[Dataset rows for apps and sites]
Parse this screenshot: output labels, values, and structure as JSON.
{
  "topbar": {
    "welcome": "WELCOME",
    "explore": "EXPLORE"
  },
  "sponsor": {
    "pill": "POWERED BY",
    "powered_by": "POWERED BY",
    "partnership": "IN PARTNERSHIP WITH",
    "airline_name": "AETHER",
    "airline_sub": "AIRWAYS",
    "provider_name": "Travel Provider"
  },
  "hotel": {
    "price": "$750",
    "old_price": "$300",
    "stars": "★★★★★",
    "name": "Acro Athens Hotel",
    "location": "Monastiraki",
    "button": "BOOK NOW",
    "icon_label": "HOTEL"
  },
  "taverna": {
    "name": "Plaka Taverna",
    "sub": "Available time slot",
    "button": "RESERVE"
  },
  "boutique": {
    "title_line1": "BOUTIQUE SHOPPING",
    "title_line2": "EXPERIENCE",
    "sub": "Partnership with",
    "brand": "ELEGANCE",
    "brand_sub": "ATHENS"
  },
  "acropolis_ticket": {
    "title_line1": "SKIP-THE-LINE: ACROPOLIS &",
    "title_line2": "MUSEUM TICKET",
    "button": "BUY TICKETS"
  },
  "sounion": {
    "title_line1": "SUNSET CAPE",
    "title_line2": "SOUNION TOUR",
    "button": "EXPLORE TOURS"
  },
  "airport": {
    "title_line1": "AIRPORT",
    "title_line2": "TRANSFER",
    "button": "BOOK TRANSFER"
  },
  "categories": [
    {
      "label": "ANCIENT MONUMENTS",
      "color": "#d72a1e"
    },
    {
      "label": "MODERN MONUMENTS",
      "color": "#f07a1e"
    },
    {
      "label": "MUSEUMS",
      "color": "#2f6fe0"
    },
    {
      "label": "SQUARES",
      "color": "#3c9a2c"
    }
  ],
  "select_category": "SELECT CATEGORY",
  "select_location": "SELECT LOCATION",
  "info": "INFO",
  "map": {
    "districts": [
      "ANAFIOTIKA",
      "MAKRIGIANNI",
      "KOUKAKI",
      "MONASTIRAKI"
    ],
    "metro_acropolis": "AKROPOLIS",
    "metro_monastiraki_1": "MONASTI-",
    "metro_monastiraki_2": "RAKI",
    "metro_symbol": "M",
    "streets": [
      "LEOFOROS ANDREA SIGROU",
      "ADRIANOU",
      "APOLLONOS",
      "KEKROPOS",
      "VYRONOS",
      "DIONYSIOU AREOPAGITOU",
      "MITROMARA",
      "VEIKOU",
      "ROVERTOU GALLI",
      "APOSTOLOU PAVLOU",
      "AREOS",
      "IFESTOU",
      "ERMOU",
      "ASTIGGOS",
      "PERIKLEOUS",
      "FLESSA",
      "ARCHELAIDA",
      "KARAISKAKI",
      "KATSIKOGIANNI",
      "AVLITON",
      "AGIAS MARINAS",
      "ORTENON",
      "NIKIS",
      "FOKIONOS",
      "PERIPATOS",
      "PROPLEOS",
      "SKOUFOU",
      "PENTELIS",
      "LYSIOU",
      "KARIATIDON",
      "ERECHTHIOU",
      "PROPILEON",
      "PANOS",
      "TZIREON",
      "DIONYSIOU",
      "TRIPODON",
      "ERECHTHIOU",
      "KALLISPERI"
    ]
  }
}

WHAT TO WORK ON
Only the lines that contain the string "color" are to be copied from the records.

WRITTEN ANSWER
      "color": "#d72a1e"
      "color": "#f07a1e"
      "color": "#2f6fe0"
      "color": "#3c9a2c"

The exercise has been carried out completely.